PROBLEM REQUIREMENTS:
Your answer needs to include each line of the records in which the string "Mode" can be found.

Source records
● ● ● ●

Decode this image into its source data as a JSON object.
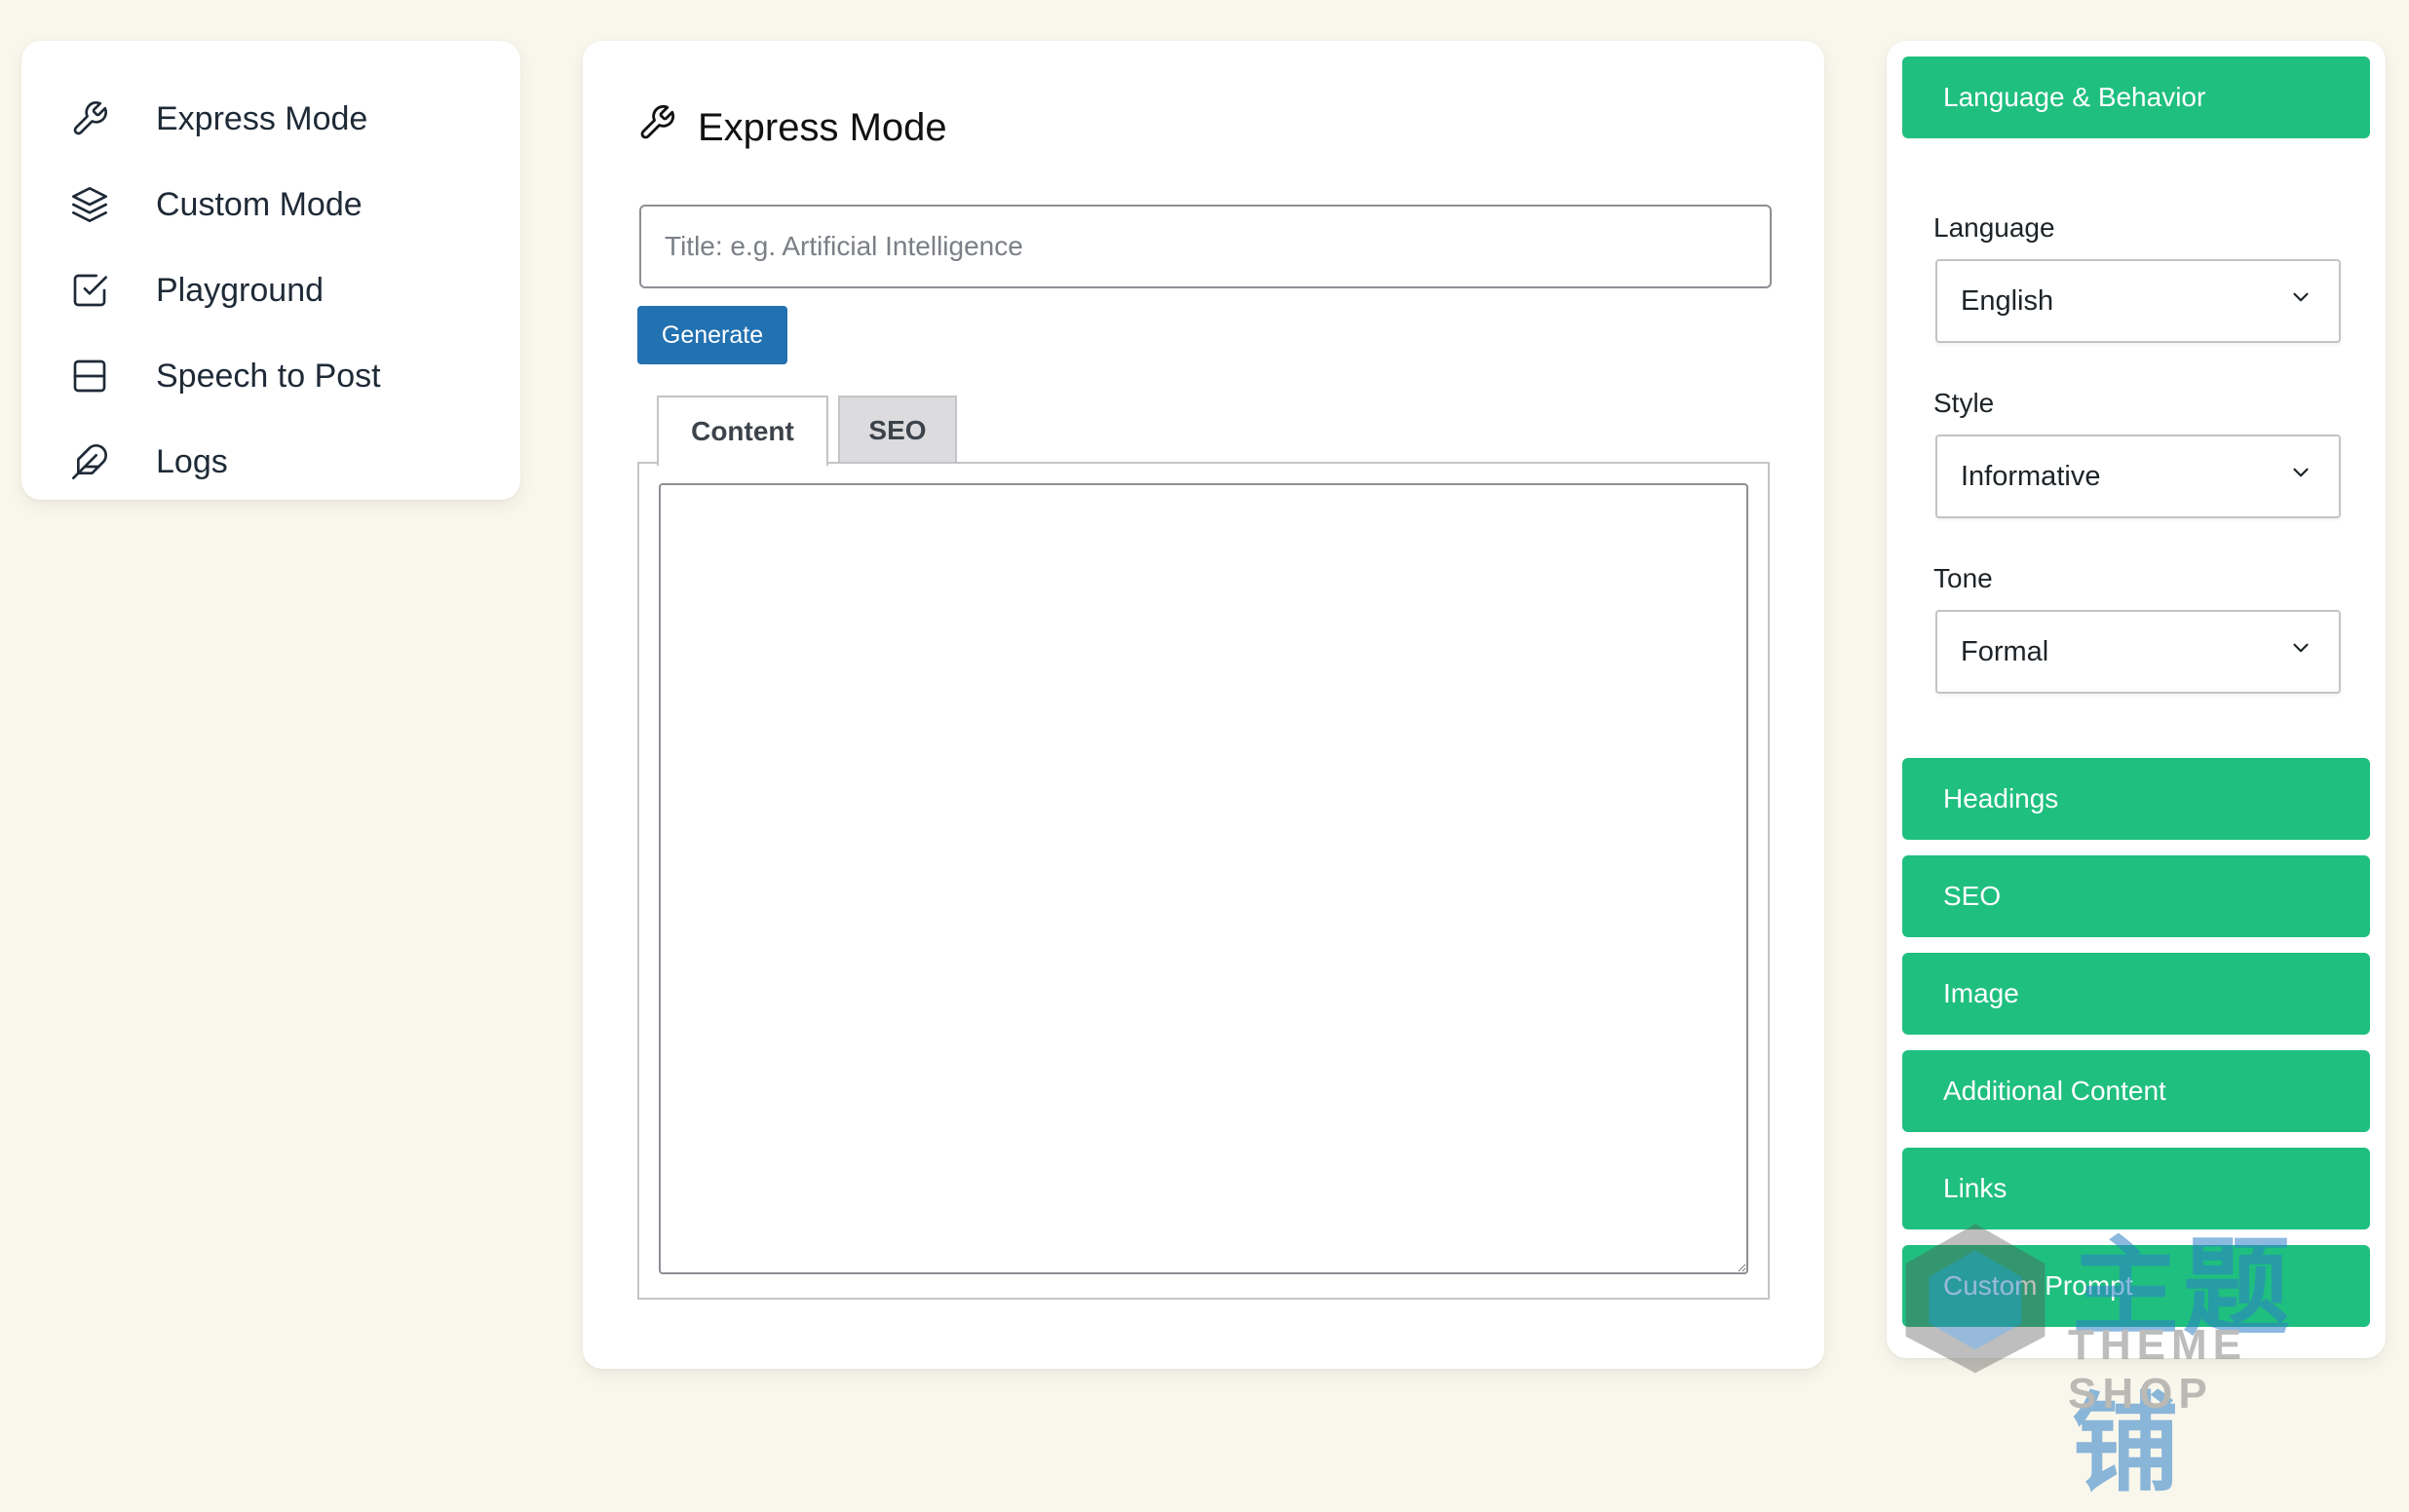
{
  "nav": {
    "items": [
      {
        "label": "Express Mode",
        "icon": "wrench-icon"
      },
      {
        "label": "Custom Mode",
        "icon": "layers-icon"
      },
      {
        "label": "Playground",
        "icon": "checkbox-icon"
      },
      {
        "label": "Speech to Post",
        "icon": "split-square-icon"
      },
      {
        "label": "Logs",
        "icon": "feather-icon"
      }
    ]
  },
  "main": {
    "title": "Express Mode",
    "title_icon": "wrench-icon",
    "title_input": {
      "placeholder": "Title: e.g. Artificial Intelligence",
      "value": ""
    },
    "generate_label": "Generate",
    "tabs": [
      {
        "label": "Content",
        "active": true
      },
      {
        "label": "SEO",
        "active": false
      }
    ],
    "content_value": ""
  },
  "sidebar": {
    "language_behavior_label": "Language & Behavior",
    "fields": {
      "language": {
        "label": "Language",
        "value": "English"
      },
      "style": {
        "label": "Style",
        "value": "Informative"
      },
      "tone": {
        "label": "Tone",
        "value": "Formal"
      }
    },
    "sections": [
      {
        "label": "Headings"
      },
      {
        "label": "SEO"
      },
      {
        "label": "Image"
      },
      {
        "label": "Additional Content"
      },
      {
        "label": "Links"
      },
      {
        "label": "Custom Prompt"
      }
    ]
  },
  "watermark": {
    "cn": "主题铺",
    "en": "THEME SHOP"
  },
  "colors": {
    "background": "#f9f7ec",
    "accent_green": "#1fbf7f",
    "primary_blue": "#2271b1"
  }
}
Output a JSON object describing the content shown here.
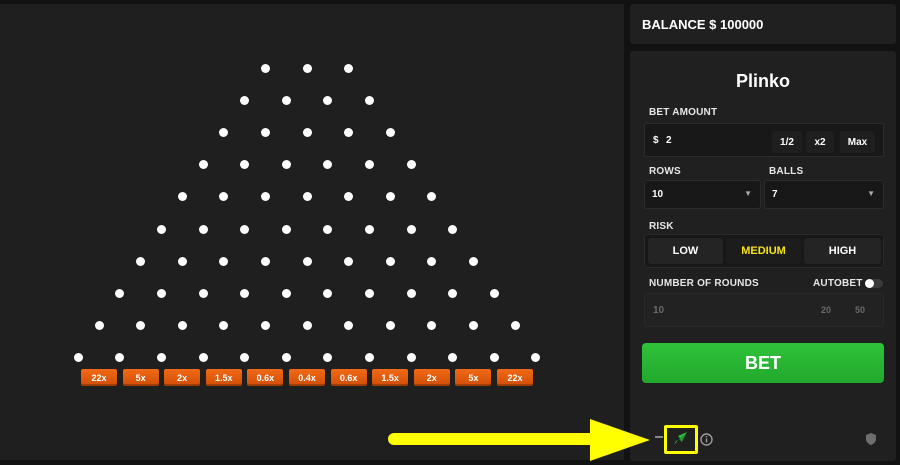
{
  "balance": {
    "label": "BALANCE $ 100000"
  },
  "panel": {
    "title": "Plinko",
    "bet_amount": {
      "label": "BET AMOUNT",
      "currency": "$",
      "value": "2",
      "half": "1/2",
      "double": "x2",
      "max": "Max"
    },
    "rows": {
      "label": "ROWS",
      "value": "10"
    },
    "balls": {
      "label": "BALLS",
      "value": "7"
    },
    "risk": {
      "label": "RISK",
      "options": [
        "LOW",
        "MEDIUM",
        "HIGH"
      ],
      "selected": "MEDIUM"
    },
    "rounds": {
      "label": "NUMBER OF ROUNDS",
      "value": "10",
      "opt1": "20",
      "opt2": "50"
    },
    "autobet": {
      "label": "AUTOBET",
      "on": false
    },
    "bet_button": "BET"
  },
  "board": {
    "rows": 10,
    "multipliers": [
      "22x",
      "5x",
      "2x",
      "1.5x",
      "0.6x",
      "0.4x",
      "0.6x",
      "1.5x",
      "2x",
      "5x",
      "22x"
    ]
  },
  "footer_icons": [
    "rocket-icon",
    "info-icon",
    "shield-icon"
  ],
  "colors": {
    "accent_yellow": "#f5e218",
    "bet_green": "#27b431",
    "multiplier_orange": "#e85d0d",
    "annotation_yellow": "#ffff00"
  }
}
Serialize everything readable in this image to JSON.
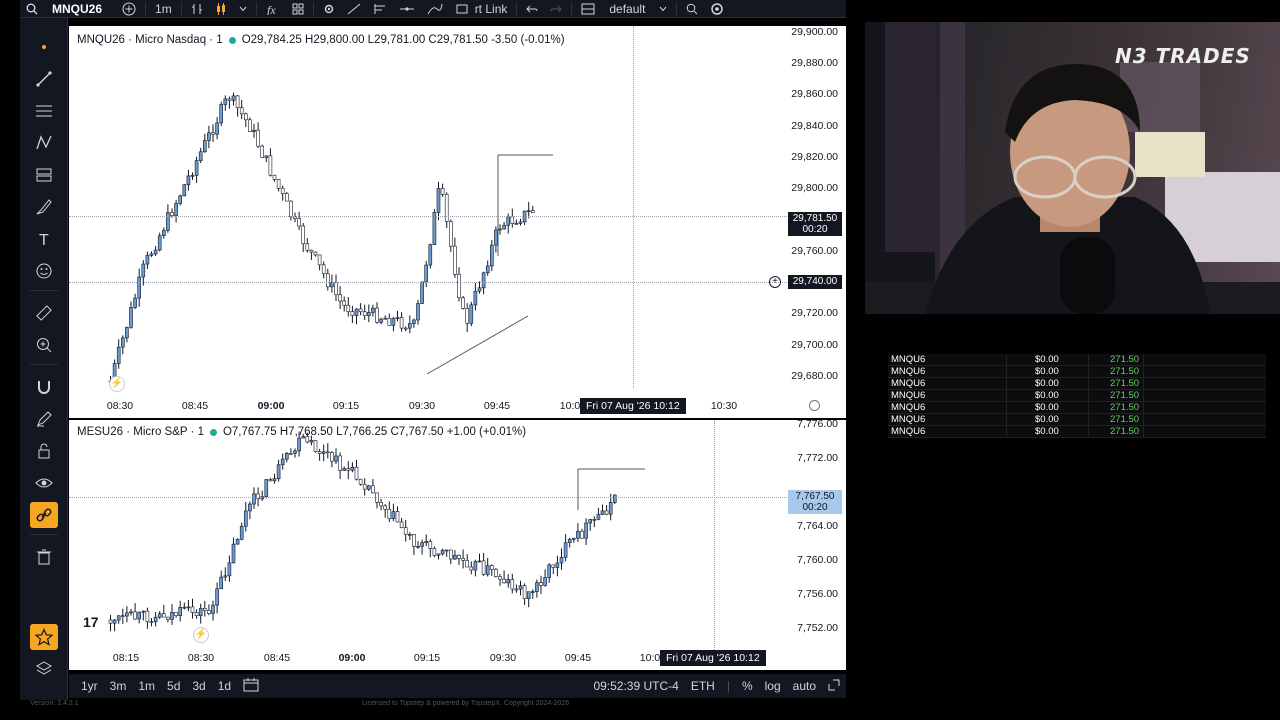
{
  "toolbar": {
    "symbol": "MNQU26",
    "interval": "1m",
    "link_label": "rt Link",
    "layout_name": "default"
  },
  "pane1": {
    "symbol": "MNQU26 · Micro Nasdaq · 1",
    "ohlc": "O29,784.25 H29,800.00 L29,781.00 C29,781.50 -3.50 (-0.01%)",
    "price_axis": [
      "29,900.00",
      "29,880.00",
      "29,860.00",
      "29,840.00",
      "29,820.00",
      "29,800.00",
      "29,760.00",
      "29,720.00",
      "29,700.00",
      "29,680.00"
    ],
    "last_price": "29,781.50",
    "last_price_timer": "00:20",
    "crosshair_price": "29,740.00",
    "time_axis": [
      "08:30",
      "08:45",
      "09:00",
      "09:15",
      "09:30",
      "09:45",
      "10:0",
      "10:30"
    ],
    "crosshair_time": "Fri 07 Aug '26  10:12"
  },
  "pane2": {
    "symbol": "MESU26 · Micro S&P · 1",
    "ohlc": "O7,767.75 H7,768.50 L7,766.25 C7,767.50 +1.00 (+0.01%)",
    "price_axis": [
      "7,776.00",
      "7,772.00",
      "7,764.00",
      "7,760.00",
      "7,756.00",
      "7,752.00"
    ],
    "last_price": "7,767.50",
    "last_price_timer": "00:20",
    "time_axis": [
      "08:15",
      "08:30",
      "08:45",
      "09:00",
      "09:15",
      "09:30",
      "09:45",
      "10:0"
    ],
    "crosshair_time": "Fri 07 Aug '26  10:12"
  },
  "bottombar": {
    "timeframes": [
      "1yr",
      "3m",
      "1m",
      "5d",
      "3d",
      "1d"
    ],
    "clock": "09:52:39 UTC-4",
    "session": "ETH",
    "percent": "%",
    "log": "log",
    "auto": "auto"
  },
  "footer": {
    "version": "Version: 2.4.2.1",
    "license": "Licensed to Topstep & powered by TopstepX. Copyright 2024-2026"
  },
  "webcam": {
    "logo": "N3 TRADES"
  },
  "positions": {
    "rows": [
      {
        "symbol": "MNQU6",
        "pnl": "$0.00",
        "value": "271.50"
      },
      {
        "symbol": "MNQU6",
        "pnl": "$0.00",
        "value": "271.50"
      },
      {
        "symbol": "MNQU6",
        "pnl": "$0.00",
        "value": "271.50"
      },
      {
        "symbol": "MNQU6",
        "pnl": "$0.00",
        "value": "271.50"
      },
      {
        "symbol": "MNQU6",
        "pnl": "$0.00",
        "value": "271.50"
      },
      {
        "symbol": "MNQU6",
        "pnl": "$0.00",
        "value": "271.50"
      },
      {
        "symbol": "MNQU6",
        "pnl": "$0.00",
        "value": "271.50"
      }
    ]
  },
  "colors": {
    "candle_body": "#6b9bd6",
    "candle_wick": "#131722",
    "toolbar_bg": "#131722",
    "accent": "#f5a623",
    "live_dot": "#22ab94",
    "profit": "#5cd35c"
  }
}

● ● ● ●

SOLUTION FOR THIS TASK:
        "label": "Express Mode",
        "label": "Custom Mode",
    "title": "Express Mode",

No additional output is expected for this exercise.